Items from a dataset

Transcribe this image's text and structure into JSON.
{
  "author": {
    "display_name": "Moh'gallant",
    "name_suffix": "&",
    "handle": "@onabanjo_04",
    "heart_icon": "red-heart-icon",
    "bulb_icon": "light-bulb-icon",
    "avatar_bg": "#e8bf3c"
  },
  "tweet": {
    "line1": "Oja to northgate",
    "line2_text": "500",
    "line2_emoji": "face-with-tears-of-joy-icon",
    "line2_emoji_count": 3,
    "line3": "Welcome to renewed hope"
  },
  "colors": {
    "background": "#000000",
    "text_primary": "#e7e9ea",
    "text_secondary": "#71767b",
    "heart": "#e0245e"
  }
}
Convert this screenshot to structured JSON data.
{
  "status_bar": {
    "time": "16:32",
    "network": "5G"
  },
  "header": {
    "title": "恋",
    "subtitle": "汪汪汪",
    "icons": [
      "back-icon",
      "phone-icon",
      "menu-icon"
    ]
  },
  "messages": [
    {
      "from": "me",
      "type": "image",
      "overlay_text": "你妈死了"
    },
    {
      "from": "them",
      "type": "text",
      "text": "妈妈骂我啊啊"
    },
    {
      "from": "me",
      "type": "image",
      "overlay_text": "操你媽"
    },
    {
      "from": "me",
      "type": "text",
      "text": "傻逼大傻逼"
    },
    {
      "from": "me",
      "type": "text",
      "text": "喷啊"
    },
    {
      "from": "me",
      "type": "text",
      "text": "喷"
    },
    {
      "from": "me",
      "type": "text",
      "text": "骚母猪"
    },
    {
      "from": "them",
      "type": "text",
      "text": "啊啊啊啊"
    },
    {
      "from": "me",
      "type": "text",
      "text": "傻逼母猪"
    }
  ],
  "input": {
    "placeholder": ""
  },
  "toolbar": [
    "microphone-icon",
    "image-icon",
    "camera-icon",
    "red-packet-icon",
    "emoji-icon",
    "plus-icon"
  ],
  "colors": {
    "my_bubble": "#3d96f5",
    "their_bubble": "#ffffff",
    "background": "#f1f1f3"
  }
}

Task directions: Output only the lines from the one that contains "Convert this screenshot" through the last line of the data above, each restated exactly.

Answer to this task:
Convert this screenshot to structured JSON data.
{
  "status_bar": {
    "time": "16:32",
    "network": "5G"
  },
  "header": {
    "title": "恋",
    "subtitle": "汪汪汪",
    "icons": [
      "back-icon",
      "phone-icon",
      "menu-icon"
    ]
  },
  "messages": [
    {
      "from": "me",
      "type": "image",
      "overlay_text": "你妈死了"
    },
    {
      "from": "them",
      "type": "text",
      "text": "妈妈骂我啊啊"
    },
    {
      "from": "me",
      "type": "image",
      "overlay_text": "操你媽"
    },
    {
      "from": "me",
      "type": "text",
      "text": "傻逼大傻逼"
    },
    {
      "from": "me",
      "type": "text",
      "text": "喷啊"
    },
    {
      "from": "me",
      "type": "text",
      "text": "喷"
    },
    {
      "from": "me",
      "type": "text",
      "text": "骚母猪"
    },
    {
      "from": "them",
      "type": "text",
      "text": "啊啊啊啊"
    },
    {
      "from": "me",
      "type": "text",
      "text": "傻逼母猪"
    }
  ],
  "input": {
    "placeholder": ""
  },
  "toolbar": [
    "microphone-icon",
    "image-icon",
    "camera-icon",
    "red-packet-icon",
    "emoji-icon",
    "plus-icon"
  ],
  "colors": {
    "my_bubble": "#3d96f5",
    "their_bubble": "#ffffff",
    "background": "#f1f1f3"
  }
}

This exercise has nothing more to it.